Shaping a happy childhood
Guest Post by Erica Johnson
What can a parent do to foster a happy environment for kids?
Make Time for Your Child
Whether it's reading together, tossing a ball around, or mixing up some brownies in the kitchen, carving out quality time with your kiddo is essential to his or her emotional health. Giving your child some time where your focus is on only him or her can reaffirm that you'll be present when times get tough.
According to LiveScience.com, you should try to eliminate distractions during this time. If you're on your phone during your special time together, you could end up sending the message that you're prioritizing the phone instead of him or her.
Don't Worry; Be Happy!
In Christine Carter, PhD's book Raising Happiness, she explains:
"Extensive research has established a substantial link between mothers who feel depressed and 'negative outcomes' in their children, such as acting out and other behavioral problems."
If you're feeling stressed or down, take a much-needed time out! A date with your spouse or a night out with friends can recharge your mental batteries and help you be a better parent.
Going out not your thing?
When you're feeling stressed throughout the day, try jamming out with your babe to your favorite tunes or take a stroll with your little one while chatting about what you see. You can find a helpful guide to choosing the best stroller here.
*Note: If you feel blue for prolonged periods of time, speak with your doctor about managing your symptoms.
Help Your Child Balance Work and Play
Structured and unstructured activities are both key components of your child's development. If you and your child are constantly running back and forth between dance classes, piano lessons, math tutoring, playdates, and educational field trips, you might need to leave a blank space in your planner.
Self-directed play allows your child to exercise control over his or her own life and to feel freer and happier overall. Encourage your child to have free time outdoors whenever possible; according to an article from CBC.ca, "Kids are often more interested in natural spaces than pre-fabricated play structures." However, if your child shows interest in playing a team sport or joining a club, these structured activities can increase your child's confidence.
Regularly Eat Meals With Your Child
In a study from August 2004, researchers found that "frequency of family meals was inversely associated with depressive symptoms and suicide involvement". Sharing meal time provides an opportunity to teach your child, to share feelings and experiences, and for you and your child to practice good manners and eating habits together. Not only does sitting down to eat together increase family connectedness, it can also improve your child's health with reduced rates of obesity, eating disorders, and drug abuse.

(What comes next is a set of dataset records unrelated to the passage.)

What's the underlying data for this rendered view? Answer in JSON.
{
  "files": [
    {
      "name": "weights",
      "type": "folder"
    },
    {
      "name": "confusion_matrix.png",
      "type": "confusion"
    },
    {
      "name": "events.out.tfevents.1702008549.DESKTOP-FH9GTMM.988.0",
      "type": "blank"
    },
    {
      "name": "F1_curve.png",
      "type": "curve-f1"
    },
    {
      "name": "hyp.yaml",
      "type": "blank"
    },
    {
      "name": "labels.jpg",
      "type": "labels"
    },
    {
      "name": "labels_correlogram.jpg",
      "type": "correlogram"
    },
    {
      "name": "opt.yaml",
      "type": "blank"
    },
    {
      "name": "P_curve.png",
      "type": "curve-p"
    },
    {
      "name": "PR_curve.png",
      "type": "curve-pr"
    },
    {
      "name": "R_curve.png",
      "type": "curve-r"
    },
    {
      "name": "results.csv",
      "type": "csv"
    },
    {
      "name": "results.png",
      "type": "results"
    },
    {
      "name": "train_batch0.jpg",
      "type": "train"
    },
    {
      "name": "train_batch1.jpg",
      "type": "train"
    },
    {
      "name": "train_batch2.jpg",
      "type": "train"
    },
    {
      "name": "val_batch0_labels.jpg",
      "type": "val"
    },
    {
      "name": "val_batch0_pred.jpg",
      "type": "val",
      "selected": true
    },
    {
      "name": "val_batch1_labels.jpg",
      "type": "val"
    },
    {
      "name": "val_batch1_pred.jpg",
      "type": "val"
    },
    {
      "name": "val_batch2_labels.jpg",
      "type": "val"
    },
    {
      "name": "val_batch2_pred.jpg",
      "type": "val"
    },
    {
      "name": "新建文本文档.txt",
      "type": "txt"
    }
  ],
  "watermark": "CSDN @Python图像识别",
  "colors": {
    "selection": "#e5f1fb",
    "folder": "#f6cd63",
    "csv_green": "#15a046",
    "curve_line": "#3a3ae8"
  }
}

Being healthy makes it easier to be happy.
How do you help your children be happier?
What are your tips for raising happy children? Comment below!
Wife & Mama with a passion for peaceful parenting, natural living, homeschooling... and my daily café au lait.